Activists from Malaysian NGO Lawyers for Liberty have demanded that the Singaporean government abolish the death penalty and withdraw all charges against British author Alan Shadrake.

NONEIn a protest memorandum addressed to the Singapore High Commission, a group of about 10 activists led by lawyer N Surendran (centre in photo) called for judicial reform in the Singapore justice system.

The memorandum contained multiple requests, amongst them to abolish the death penalty, and pardon Malaysian Yong Vui Kong, who faces the gallows for drug trafficking.

Included is a call to withdraw all charges against Shadrake, who has been arrested and charged over his controversial book ‘Once A Jolly Hangman: Singapore Justice in the Dock’.

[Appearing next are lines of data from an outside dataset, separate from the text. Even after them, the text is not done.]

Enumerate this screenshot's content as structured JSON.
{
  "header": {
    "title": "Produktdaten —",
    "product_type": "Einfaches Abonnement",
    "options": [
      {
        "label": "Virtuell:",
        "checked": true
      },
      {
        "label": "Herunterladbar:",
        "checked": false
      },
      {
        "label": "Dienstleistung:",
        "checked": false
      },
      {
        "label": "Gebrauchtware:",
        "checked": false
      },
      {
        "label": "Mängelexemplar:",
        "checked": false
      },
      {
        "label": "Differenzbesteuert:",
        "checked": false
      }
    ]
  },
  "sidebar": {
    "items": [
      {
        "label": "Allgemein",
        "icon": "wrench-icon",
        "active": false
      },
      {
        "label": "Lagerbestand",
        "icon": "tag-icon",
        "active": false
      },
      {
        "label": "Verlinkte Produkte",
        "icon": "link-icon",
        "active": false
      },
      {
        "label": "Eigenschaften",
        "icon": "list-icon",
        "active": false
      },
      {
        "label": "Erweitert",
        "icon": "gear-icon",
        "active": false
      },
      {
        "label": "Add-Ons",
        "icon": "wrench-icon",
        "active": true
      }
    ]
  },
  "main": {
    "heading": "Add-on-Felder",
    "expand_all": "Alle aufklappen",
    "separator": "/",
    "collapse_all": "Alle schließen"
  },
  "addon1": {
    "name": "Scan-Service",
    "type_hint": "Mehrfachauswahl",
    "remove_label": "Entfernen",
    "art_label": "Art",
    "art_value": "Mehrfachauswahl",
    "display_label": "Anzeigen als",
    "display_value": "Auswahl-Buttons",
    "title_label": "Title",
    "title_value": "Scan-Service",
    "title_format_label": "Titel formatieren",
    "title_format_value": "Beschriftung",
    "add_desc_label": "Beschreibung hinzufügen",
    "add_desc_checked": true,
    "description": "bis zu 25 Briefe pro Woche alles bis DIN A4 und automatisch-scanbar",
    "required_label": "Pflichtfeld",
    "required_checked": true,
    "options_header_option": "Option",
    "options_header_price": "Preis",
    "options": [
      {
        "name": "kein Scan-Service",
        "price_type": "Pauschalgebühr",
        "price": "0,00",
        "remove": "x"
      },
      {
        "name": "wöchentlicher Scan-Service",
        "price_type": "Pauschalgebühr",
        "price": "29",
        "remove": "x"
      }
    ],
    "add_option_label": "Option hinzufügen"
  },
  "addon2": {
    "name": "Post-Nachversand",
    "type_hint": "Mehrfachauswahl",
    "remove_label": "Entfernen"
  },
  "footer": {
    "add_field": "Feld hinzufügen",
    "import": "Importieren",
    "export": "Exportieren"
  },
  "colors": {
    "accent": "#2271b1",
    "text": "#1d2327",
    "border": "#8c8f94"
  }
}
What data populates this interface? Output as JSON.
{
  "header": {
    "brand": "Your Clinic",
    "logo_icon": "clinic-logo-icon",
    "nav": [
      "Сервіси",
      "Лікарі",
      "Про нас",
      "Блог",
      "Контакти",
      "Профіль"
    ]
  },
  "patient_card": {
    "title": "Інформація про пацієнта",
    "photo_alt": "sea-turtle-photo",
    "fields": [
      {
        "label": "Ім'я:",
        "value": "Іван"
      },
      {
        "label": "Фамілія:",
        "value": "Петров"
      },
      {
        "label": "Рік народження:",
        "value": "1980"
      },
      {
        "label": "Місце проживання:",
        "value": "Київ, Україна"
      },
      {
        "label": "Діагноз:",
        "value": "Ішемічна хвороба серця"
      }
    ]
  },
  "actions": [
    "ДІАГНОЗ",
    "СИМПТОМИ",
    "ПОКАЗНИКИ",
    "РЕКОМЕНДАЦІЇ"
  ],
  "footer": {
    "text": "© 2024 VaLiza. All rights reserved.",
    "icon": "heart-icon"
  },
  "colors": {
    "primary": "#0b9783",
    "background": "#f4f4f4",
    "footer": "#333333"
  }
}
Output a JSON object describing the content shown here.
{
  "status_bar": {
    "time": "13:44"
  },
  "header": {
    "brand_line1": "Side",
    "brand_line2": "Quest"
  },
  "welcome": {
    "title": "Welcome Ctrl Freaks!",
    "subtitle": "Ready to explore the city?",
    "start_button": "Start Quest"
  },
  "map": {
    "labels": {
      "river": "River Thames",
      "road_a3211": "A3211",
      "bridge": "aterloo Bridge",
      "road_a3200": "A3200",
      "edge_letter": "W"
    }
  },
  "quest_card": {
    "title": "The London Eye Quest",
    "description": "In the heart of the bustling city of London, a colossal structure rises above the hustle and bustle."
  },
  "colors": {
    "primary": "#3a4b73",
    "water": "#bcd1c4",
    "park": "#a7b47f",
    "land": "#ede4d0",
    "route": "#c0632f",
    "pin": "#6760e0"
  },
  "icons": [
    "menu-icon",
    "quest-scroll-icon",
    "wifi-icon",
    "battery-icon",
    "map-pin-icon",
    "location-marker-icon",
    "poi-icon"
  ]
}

First secretary Walter Chia received the memorandum on behalf of the high commissioner T Jasudasen, who did not meet with the group despite repeated requests.

‘M Vignes unfairly executed’

The memorandum also demands for Malaysian factory worker M Vignes’ name to be cleared posthumously. 

NONEVignes (left in photo) was hangedin Changi Prison in 2003 for allegedly giving 27.65g of heroin to an undercover police officer in September 2001, according to court documents. 

Vignes’ family however maintains his innocence, and Shadrake’s book which covered the case also alleges that the police officer was of questionable character.

Vignes’ father V Mourthi (topmost photo), who was present with the lawyers at the protest, recalled that when lawyer M Ravi asked whether Vignes had to die because of procedure, then-Singapore chief justice Yong Pung How “arrogantly” threw down his pen and answered, “Yes.” 

Surendran cried foul over Vignes’ hanging and decried Yong’s conduct during the trial, saying, “It was as if the former chief justice killed an innocent Malaysian with his own hands.”

Mourthi sold his property to finance Vignes’ defence and now sells kuih in Johor Bahru. 

Jolly Hangman selling well in JB

Also present at the protest were lawyers Latheefa Koya and Fadiah Nadwa Fikri as well as Strategic Information and Research Development Centre (SIRD) executive director Chong Ton Sin, who is the publisher of ‘The Jolly Hangman’.

NONEChong said that sales of the book in Johor Bahru were brisk because although the Singaporean government had not banned the book, bookshops in the republic have been advised not to sell them openly.

The book is now in its third edition and 4,000 copies have been sold so far.

Around 20 uniformed police officers and 10 plainclothes personnel had gathered outside the Singapore High Commission, but the protest was incident-free.